* WHAT TO DO
Once every line in the data below has been checked for "count", give the number of lines that hold it, and only that.
——
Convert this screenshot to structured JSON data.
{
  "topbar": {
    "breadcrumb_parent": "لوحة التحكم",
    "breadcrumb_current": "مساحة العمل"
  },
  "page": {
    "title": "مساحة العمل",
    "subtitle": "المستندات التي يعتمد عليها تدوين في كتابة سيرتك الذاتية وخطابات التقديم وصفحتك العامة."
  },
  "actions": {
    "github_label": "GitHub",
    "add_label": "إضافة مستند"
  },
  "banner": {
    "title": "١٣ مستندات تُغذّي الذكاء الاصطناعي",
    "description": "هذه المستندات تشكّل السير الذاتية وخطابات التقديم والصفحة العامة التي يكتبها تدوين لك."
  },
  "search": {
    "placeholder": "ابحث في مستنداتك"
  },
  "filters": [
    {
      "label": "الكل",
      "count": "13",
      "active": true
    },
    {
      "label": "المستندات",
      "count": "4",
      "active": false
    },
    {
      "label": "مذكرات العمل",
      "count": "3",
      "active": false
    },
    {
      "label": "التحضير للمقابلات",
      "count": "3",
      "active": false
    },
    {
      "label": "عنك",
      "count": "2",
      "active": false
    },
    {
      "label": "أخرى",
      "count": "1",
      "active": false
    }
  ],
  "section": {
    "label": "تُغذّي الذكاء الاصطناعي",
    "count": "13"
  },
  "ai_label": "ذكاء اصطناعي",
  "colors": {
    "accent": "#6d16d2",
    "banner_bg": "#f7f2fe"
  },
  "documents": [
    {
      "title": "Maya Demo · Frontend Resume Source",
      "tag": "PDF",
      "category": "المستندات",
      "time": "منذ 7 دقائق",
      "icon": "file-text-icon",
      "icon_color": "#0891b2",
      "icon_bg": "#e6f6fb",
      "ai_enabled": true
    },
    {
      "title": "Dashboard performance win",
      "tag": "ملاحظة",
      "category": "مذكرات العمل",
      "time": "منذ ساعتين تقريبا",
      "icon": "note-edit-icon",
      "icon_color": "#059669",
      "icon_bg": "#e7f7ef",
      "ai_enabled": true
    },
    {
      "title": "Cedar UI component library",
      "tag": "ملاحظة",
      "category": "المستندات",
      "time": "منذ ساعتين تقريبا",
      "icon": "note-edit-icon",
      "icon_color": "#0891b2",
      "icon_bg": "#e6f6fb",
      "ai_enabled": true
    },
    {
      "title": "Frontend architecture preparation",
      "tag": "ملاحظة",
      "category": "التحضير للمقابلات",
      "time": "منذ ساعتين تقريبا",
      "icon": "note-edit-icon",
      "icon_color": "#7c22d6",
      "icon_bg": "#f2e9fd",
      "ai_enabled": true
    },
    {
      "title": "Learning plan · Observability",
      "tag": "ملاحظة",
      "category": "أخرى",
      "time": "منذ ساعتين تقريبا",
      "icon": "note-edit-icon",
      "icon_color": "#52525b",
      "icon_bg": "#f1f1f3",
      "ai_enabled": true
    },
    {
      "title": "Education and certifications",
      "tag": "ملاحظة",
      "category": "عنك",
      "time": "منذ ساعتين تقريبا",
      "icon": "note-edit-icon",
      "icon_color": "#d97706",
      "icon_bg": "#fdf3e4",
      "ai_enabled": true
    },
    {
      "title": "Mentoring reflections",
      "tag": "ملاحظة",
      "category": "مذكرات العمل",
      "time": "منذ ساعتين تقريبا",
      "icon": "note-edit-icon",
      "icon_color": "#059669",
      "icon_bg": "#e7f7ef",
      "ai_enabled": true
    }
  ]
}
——
* THE COMPLETED TASK
7